Linux, unfortunately, lacks the Mac’s variety of writing programs. Still, there are options. For two or three days last November, I used FocusWriter, a nicely designed and versatile open source program available across platforms. It too offers a nice full-screen mode and a daily word count progress indicator, albeit text-based.
Ultimately, though, I felt most comfortable and productive during NaNoWriMo while using Ulysses.
I’ve recently completed my first NaNoWriMo, winding up with a 50,000-plus-word draft of a novel I’ve tentatively titled The Divide. I found it a worthwhile endeavor in a number of different ways.
First, there is the event’s quantity-over-quality vibe that is designed to overcome writer’s block—it works. In fact, I found incorporating the production of 1,667 words into my daily routine much easier than I would have imagined. So much easier, in fact, that at the end of 30 days I found I had mild withdrawal symptoms.
Second, if you successfully complete NaNoWriMo you wind up with a large chunk of text that you can rework as you see fit. Of course, your rapidly produced November draft is bound to be somewhat uneven (although I think the relaxation fostered by the event actually produces some worthwhile results).
Reworking your rough draft is what the “Now What?” months of January and February are for, apparently. NaNoWriMo says it supports the revision and publishing process “with the added aim of helping you fulfill your novel’s potential: from first draft to final.”

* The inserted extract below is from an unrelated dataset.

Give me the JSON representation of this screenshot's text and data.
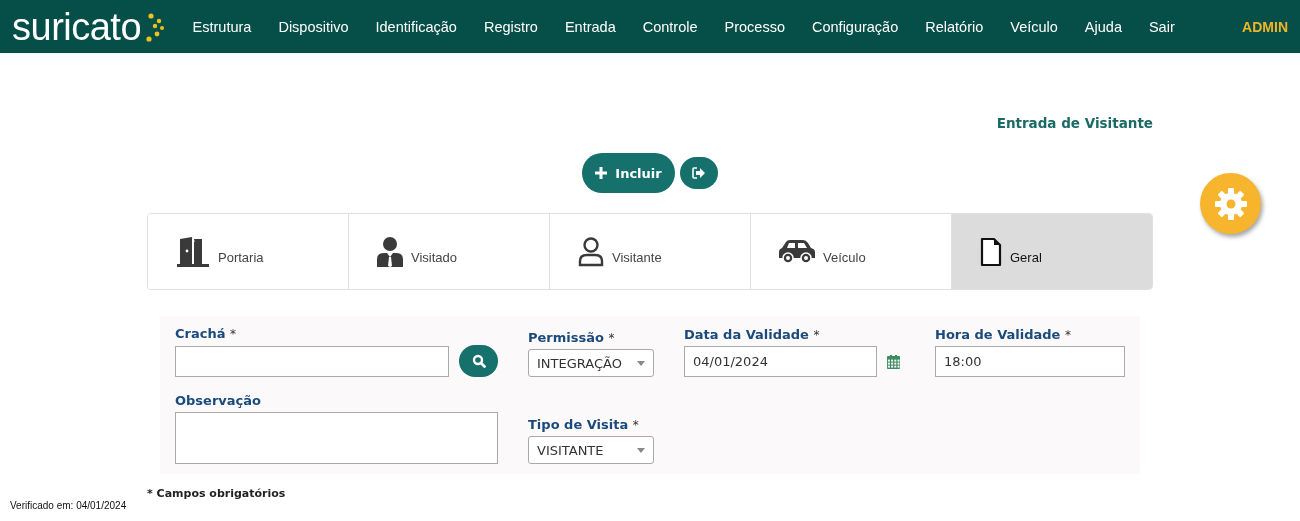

If any of you have gone through the “Now What” process I’d love to hear from you, either via a comment or an email (write to tpletcher [at] writeside.com).